Kelly, the book, offers perhaps a more important gift to those who follow. Looking at his technical achievements is like driving down the highway at 120 staring out the side window at the double yellow line. You get the sensation but no useful guidance.
The gift of the book is that it sets forth in simple terms the vision and principles that led to these incredible achievements. Kelly focused on simplicity - simplicity in mission statement, simplicity in concept, simplicity in leadership and simplicity in execution. Of course brilliant engineering was also the order of the day.
We live in a business world increasingly dominated by individuals holding advanced degrees in business management. I was part of the process, spending a number of years as adjunct faculty in a leading MBA program. The challenge in business, and politics, is not the lack of sophistication in our analytical techniques, but rather in our leadership, ethics, vision and communication. Kelly not only had these virtues, but left a priceless journal of his voyage through some of the greatest achievements of the 20'th Century.
For those with little interest in aircraft or technology, the book offers insights on how to overcome complex challenges in remarkably short periods of time and at a fraction of the accepted cost levels. For that alone the book is a gift to future generations if they are willing to consider the wisdom. In one page Kelly sets out his "rules" of project management which should be read by every student of science, engineering, business or politics.
The message of the book is both timeless history and the secrets of the ethical achievement of that which 99.9% of the experts deemed impossible. Now is a good time to locate a few used copies in hardcover for future generations.
UPDATE - After writing this review I checked the availability of used hardcover editions - around $500 which says something about the value of the book.
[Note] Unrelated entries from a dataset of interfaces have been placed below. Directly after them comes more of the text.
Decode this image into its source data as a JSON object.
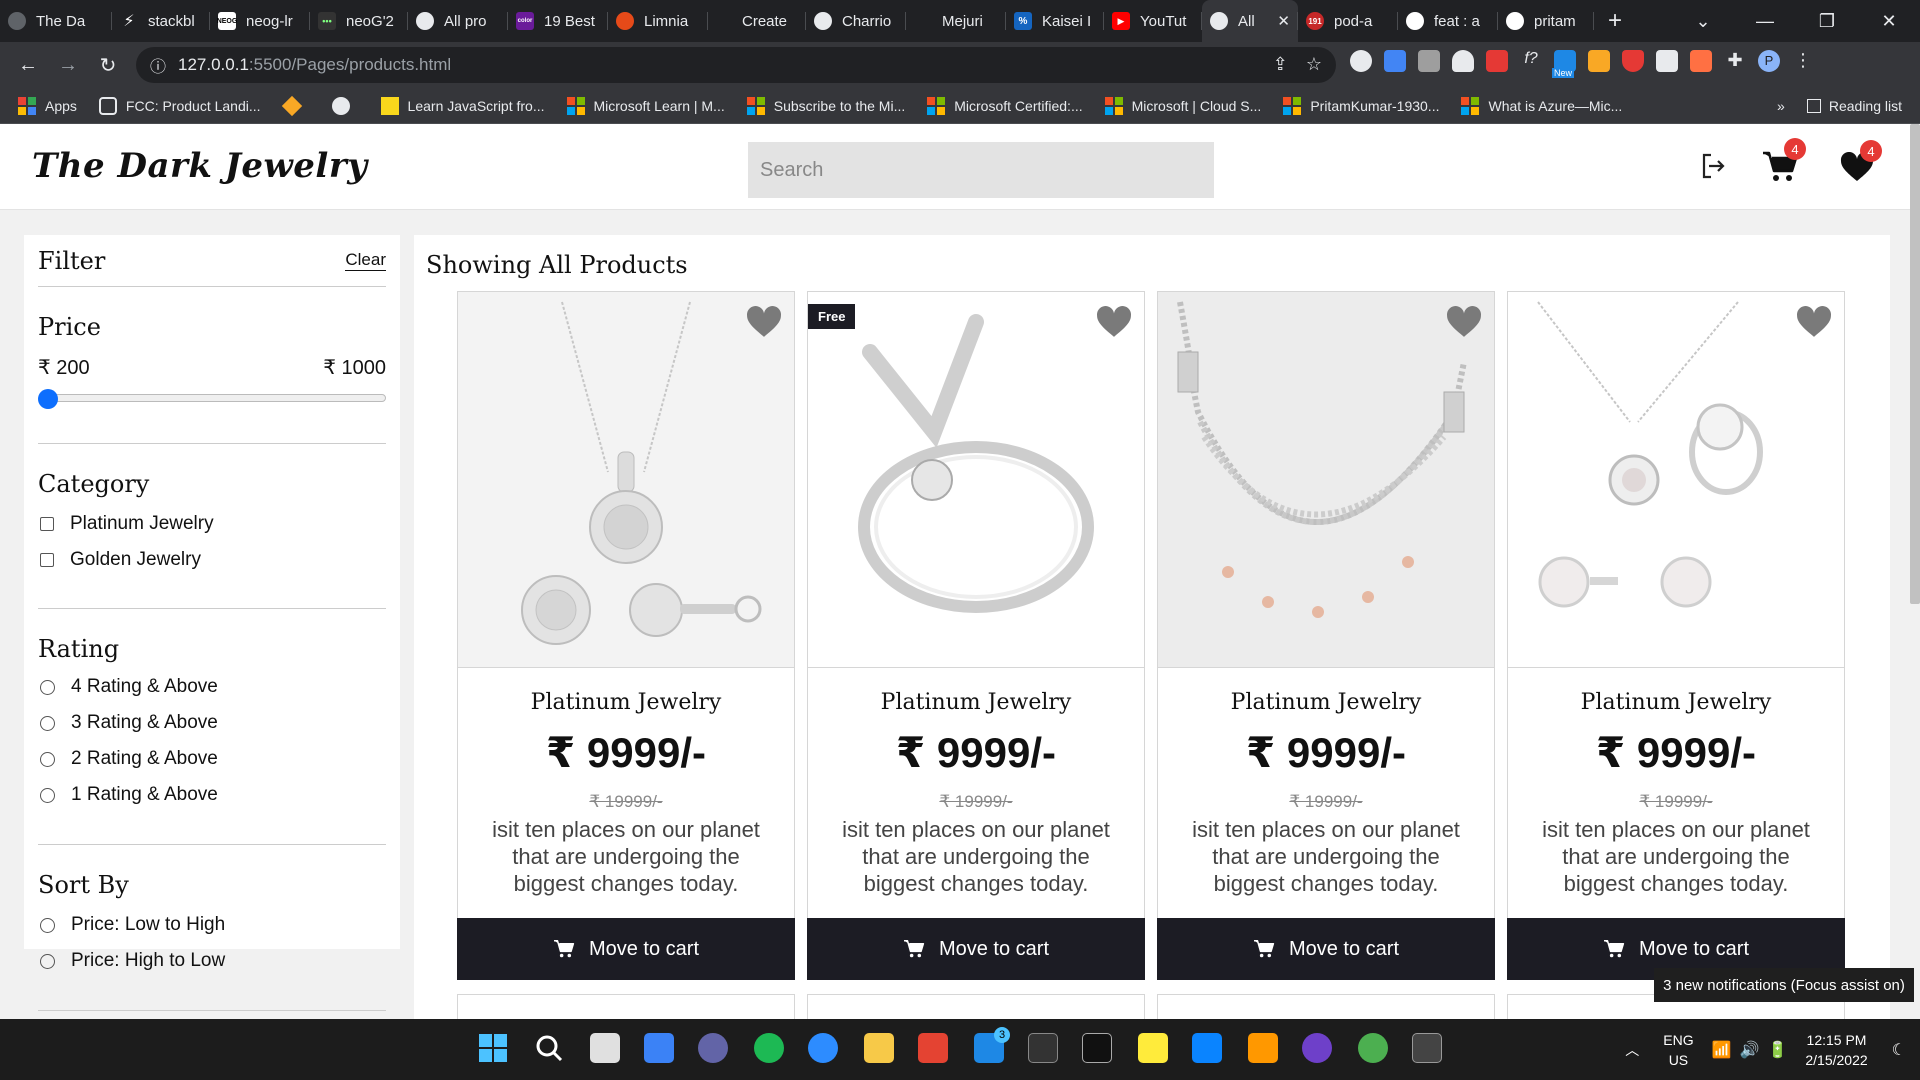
{
  "browser": {
    "tabs": [
      {
        "label": "The Da",
        "color": "#5f6368"
      },
      {
        "label": "stackbl",
        "color": "#3367d6"
      },
      {
        "label": "neog-lr",
        "color": "#111111"
      },
      {
        "label": "neoG'2",
        "color": "#444444"
      },
      {
        "label": "All pro",
        "color": "#5f6368"
      },
      {
        "label": "19 Best",
        "color": "#6a1b9a"
      },
      {
        "label": "Limnia",
        "color": "#e64a19"
      },
      {
        "label": "Create",
        "color": "#202124"
      },
      {
        "label": "Charrio",
        "color": "#5f6368"
      },
      {
        "label": "Mejuri",
        "color": "#202124"
      },
      {
        "label": "Kaisei I",
        "color": "#1565c0"
      },
      {
        "label": "YouTut",
        "color": "#ff0000"
      },
      {
        "label": "All",
        "color": "#5f6368",
        "active": true
      },
      {
        "label": "pod-a",
        "color": "#c62828"
      },
      {
        "label": "feat : a",
        "color": "#ffffff"
      },
      {
        "label": "pritam",
        "color": "#ffffff"
      }
    ],
    "url_host": "127.0.0.1",
    "url_path": ":5500/Pages/products.html",
    "bookmarks": [
      {
        "label": "Apps",
        "type": "apps"
      },
      {
        "label": "FCC: Product Landi...",
        "type": "fcc"
      },
      {
        "label": "",
        "type": "diamond"
      },
      {
        "label": "",
        "type": "globe"
      },
      {
        "label": "Learn JavaScript fro...",
        "type": "js"
      },
      {
        "label": "Microsoft Learn | M...",
        "type": "ms"
      },
      {
        "label": "Subscribe to the Mi...",
        "type": "ms"
      },
      {
        "label": "Microsoft Certified:...",
        "type": "ms"
      },
      {
        "label": "Microsoft | Cloud S...",
        "type": "ms"
      },
      {
        "label": "PritamKumar-1930...",
        "type": "ms"
      },
      {
        "label": "What is Azure—Mic...",
        "type": "ms"
      }
    ],
    "reading_list": "Reading list",
    "new_badge": "New",
    "profile_initial": "P"
  },
  "site": {
    "logo": "The Dark Jewelry",
    "search_placeholder": "Search",
    "cart_count": "4",
    "wishlist_count": "4"
  },
  "filter": {
    "title": "Filter",
    "clear": "Clear",
    "price_heading": "Price",
    "price_min": "₹ 200",
    "price_max": "₹ 1000",
    "price_slider_value": 200,
    "category_heading": "Category",
    "categories": [
      "Platinum Jewelry",
      "Golden Jewelry"
    ],
    "rating_heading": "Rating",
    "ratings": [
      "4 Rating & Above",
      "3 Rating & Above",
      "2 Rating & Above",
      "1 Rating & Above"
    ],
    "sort_heading": "Sort By",
    "sorts": [
      "Price: Low to High",
      "Price: High to Low"
    ]
  },
  "products": {
    "heading": "Showing All Products",
    "items": [
      {
        "name": "Platinum Jewelry",
        "price": "₹ 9999/-",
        "old_price": "₹ 19999/-",
        "desc": "isit ten places on our planet that are undergoing the biggest changes today.",
        "button": "Move to cart",
        "badge": ""
      },
      {
        "name": "Platinum Jewelry",
        "price": "₹ 9999/-",
        "old_price": "₹ 19999/-",
        "desc": "isit ten places on our planet that are undergoing the biggest changes today.",
        "button": "Move to cart",
        "badge": "Free"
      },
      {
        "name": "Platinum Jewelry",
        "price": "₹ 9999/-",
        "old_price": "₹ 19999/-",
        "desc": "isit ten places on our planet that are undergoing the biggest changes today.",
        "button": "Move to cart",
        "badge": ""
      },
      {
        "name": "Platinum Jewelry",
        "price": "₹ 9999/-",
        "old_price": "₹ 19999/-",
        "desc": "isit ten places on our planet that are undergoing the biggest changes today.",
        "button": "Move to cart",
        "badge": ""
      }
    ]
  },
  "notification": "3 new notifications (Focus assist on)",
  "taskbar": {
    "lang": "ENG",
    "region": "US",
    "time": "12:15 PM",
    "date": "2/15/2022",
    "mail_badge": "3"
  }
}
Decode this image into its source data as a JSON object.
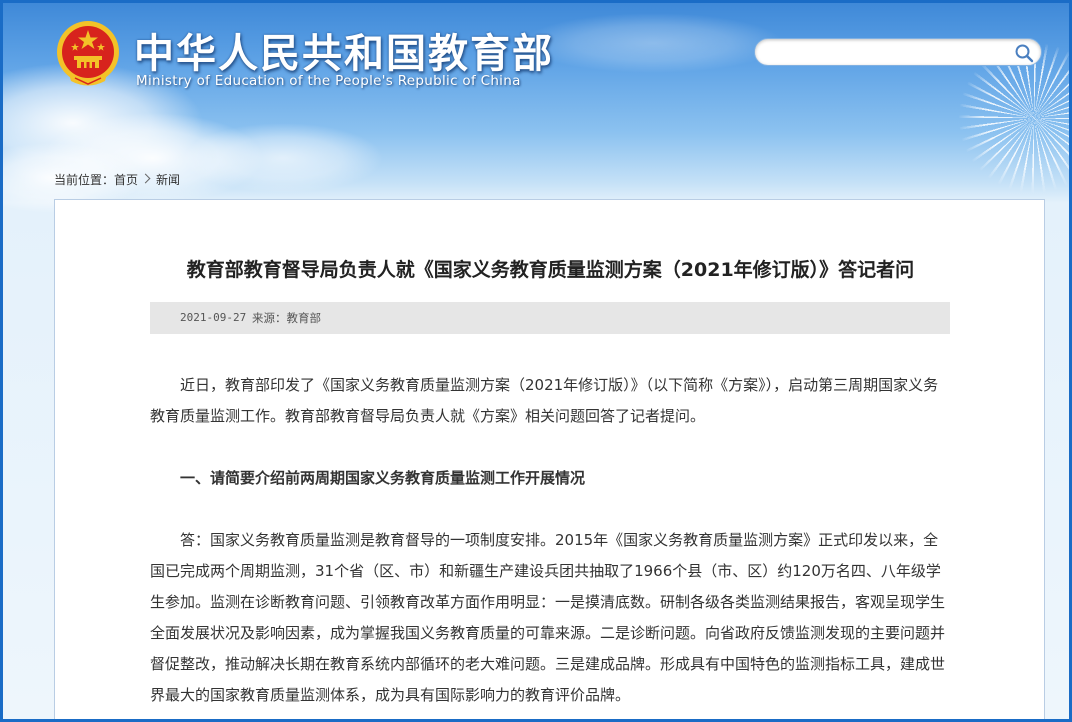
{
  "header": {
    "title_cn": "中华人民共和国教育部",
    "title_en": "Ministry of Education of the People's Republic of China",
    "search_placeholder": ""
  },
  "breadcrumb": {
    "label": "当前位置：",
    "items": [
      "首页",
      "新闻"
    ]
  },
  "article": {
    "title": "教育部教育督导局负责人就《国家义务教育质量监测方案（2021年修订版）》答记者问",
    "date": "2021-09-27",
    "source": "来源：教育部",
    "paragraphs": [
      "近日，教育部印发了《国家义务教育质量监测方案（2021年修订版）》（以下简称《方案》），启动第三周期国家义务教育质量监测工作。教育部教育督导局负责人就《方案》相关问题回答了记者提问。",
      "一、请简要介绍前两周期国家义务教育质量监测工作开展情况",
      "答：国家义务教育质量监测是教育督导的一项制度安排。2015年《国家义务教育质量监测方案》正式印发以来，全国已完成两个周期监测，31个省（区、市）和新疆生产建设兵团共抽取了1966个县（市、区）约120万名四、八年级学生参加。监测在诊断教育问题、引领教育改革方面作用明显：一是摸清底数。研制各级各类监测结果报告，客观呈现学生全面发展状况及影响因素，成为掌握我国义务教育质量的可靠来源。二是诊断问题。向省政府反馈监测发现的主要问题并督促整改，推动解决长期在教育系统内部循环的老大难问题。三是建成品牌。形成具有中国特色的监测指标工具，建成世界最大的国家教育质量监测体系，成为具有国际影响力的教育评价品牌。"
    ]
  },
  "colors": {
    "frame_border": "#1a6cc6",
    "emblem_red": "#d7231d",
    "emblem_gold": "#f3c228"
  },
  "icons": {
    "search": "magnifier-icon",
    "emblem": "national-emblem-icon",
    "breadcrumb_separator": "chevron-right-icon"
  }
}
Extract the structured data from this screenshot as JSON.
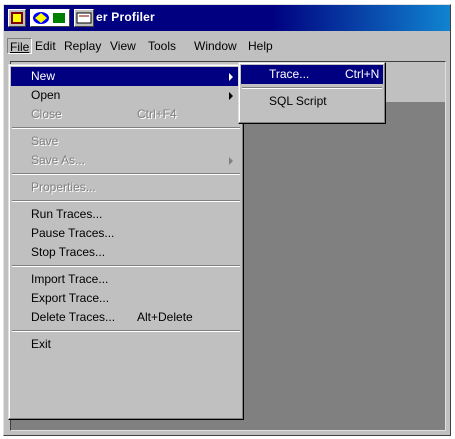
{
  "window": {
    "title": "er Profiler"
  },
  "menubar": {
    "items": [
      "File",
      "Edit",
      "Replay",
      "View",
      "Tools",
      "Window",
      "Help"
    ]
  },
  "file_menu": {
    "new": {
      "label": "New",
      "mnemonic": "N"
    },
    "open": {
      "label": "Open"
    },
    "close": {
      "label": "Close",
      "shortcut": "Ctrl+F4"
    },
    "save": {
      "label": "Save"
    },
    "save_as": {
      "label": "Save As..."
    },
    "properties": {
      "label": "Properties..."
    },
    "run_traces": {
      "label": "Run Traces..."
    },
    "pause_traces": {
      "label": "Pause Traces..."
    },
    "stop_traces": {
      "label": "Stop Traces..."
    },
    "import_trace": {
      "label": "Import Trace..."
    },
    "export_trace": {
      "label": "Export Trace..."
    },
    "delete_traces": {
      "label": "Delete Traces...",
      "shortcut": "Alt+Delete"
    },
    "exit": {
      "label": "Exit"
    }
  },
  "new_menu": {
    "trace": {
      "label": "Trace...",
      "shortcut": "Ctrl+N"
    },
    "sql_script": {
      "label": "SQL Script"
    }
  },
  "colors": {
    "highlight": "#000080",
    "face": "#c0c0c0",
    "client": "#808080"
  }
}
It seems tempting to compare between this book and Ben Rich's "Skunk Works" book. I must say that Ben Rich's book is a better choice in my opinion. Throughout his book he admires Kelly capabilities and achievements (it is interesting that Ben is hardly mentioned in Kelly's book), and provides lots of details, not just technical, on the major projects he was involved in. "Testimonies" from colleagues are included in Ben's book, describing the common practice and the state of mind of the people involved in these projects those days.Taking the SR-71 Blackbird, Ben Rich's description is much more interesting, informative, and exciting, than the rather technical description of Kelly Johnson.
I would definitely recommend for aviation fans reading this book, but if you have to choose only one between the two – take Ben's "Skunk Works".